Administrator: Board sets curriculum, Philadelphia Inquirer/AP, Nov. 04, 2005, Martha Raffaele ... HARRISBURG - The school board, not teachers, ultimately decides what belongs in the public school curriculum, said the assistant superintendent at a school district being sued over whether intelligent design belongs in science classes. The board has final say on such curriculum decisions, Michael Baksa testified yesterday during the trial in U.S. District Court. "Once the board makes a decision, whether you agree with the decision or not, it's your responsibility to implement it," he said. The Dover Area school board decided in 2004 to require students to hear a statement about intelligent design before biology lessons on evolution. Teachers were opposed to the statement .... Early drafts of the statement were developed with input from the teachers and gave more weight to Darwin's theory. That language was taken out because the school board disagreed with it, Baksa said. An attorney for the families suing to have intelligent design removed from the curriculum said "what was left is language that's pretty negative." "I don't see it that way," Baksa responded. The defense also called biology teacher Robert Linker to testify. Linker, who said he was in his 12th year of teaching biology, said he used to begin classes on evolution by drawing a line down the middle of the blackboard and writing "creationism" on one side and "evolution" on the other. He recalled pointing to the "creationism" side and saying: "I'm not going to cover that side because I'm not certified and it's illegal for me to teach it in a public school." He said he had never heard of intelligent design until the school board brought it up. He said he read parts of the book Of Pandas and People, concluded that the guiding force it referred to was God, and decided that he could not teach the concept. "Because, in my mind, it had to do with God or religion, and I knew you couldn't do that in a public school," Linker said.

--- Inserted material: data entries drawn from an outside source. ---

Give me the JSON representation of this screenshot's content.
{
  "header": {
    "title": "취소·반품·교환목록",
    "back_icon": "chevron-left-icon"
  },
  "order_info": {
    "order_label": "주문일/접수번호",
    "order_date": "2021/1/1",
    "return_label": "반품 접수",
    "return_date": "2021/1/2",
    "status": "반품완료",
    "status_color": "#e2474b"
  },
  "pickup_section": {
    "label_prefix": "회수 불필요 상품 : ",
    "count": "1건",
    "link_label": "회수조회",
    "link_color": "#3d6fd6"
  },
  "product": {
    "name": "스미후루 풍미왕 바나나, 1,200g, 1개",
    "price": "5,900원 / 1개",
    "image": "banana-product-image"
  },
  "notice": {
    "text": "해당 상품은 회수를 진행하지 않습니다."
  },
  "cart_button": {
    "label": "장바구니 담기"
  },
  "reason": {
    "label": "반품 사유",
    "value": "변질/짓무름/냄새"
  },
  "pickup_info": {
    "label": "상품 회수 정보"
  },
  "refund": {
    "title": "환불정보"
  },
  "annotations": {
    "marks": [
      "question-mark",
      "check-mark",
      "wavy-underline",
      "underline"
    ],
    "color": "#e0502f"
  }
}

University of Idaho microbiology professor Scott Minnich, an expert witness for the defense who supports intelligent design, testified that the concept is based on science and doesn't require adherence to any religious belief. He also praised the intelligent-design statement. "I think it promotes critical thinking," Minnich said. . ... [While technically Baksa may be correct, it is self-defeating to mandate a policy be taught that most teachers oppose (and indeed may believe it to be "illegal"). Again, ID is not "creationism", because it is based on the evidence of nature, not the Bible:
"Intelligent design is sorely misunderstood, Seattle Post-Intelligencer, John G. West, August 9, 2005 ... The first misunderstanding is that intelligent design is based on religion rather than science. Design theory is a scientific inference based on empirical evidence, not religious texts. The theory proposes that some features of the natural world are best explained as the product of an intelligent cause as opposed to an undirected process such as natural selection. Although controversial, design theory is supported by a growing number of scientists in scientific journals, conference proceedings and books. While intelligent design may have religious implications (just like Darwin's theory), it does not start from religious premises." (my emphasis)Quite frankly I don't know why the TMLC called Scott Minnich, because he could not say anything that Mike Behe had not already said. According to this (admittedly biased) account, the judge was not impressed.]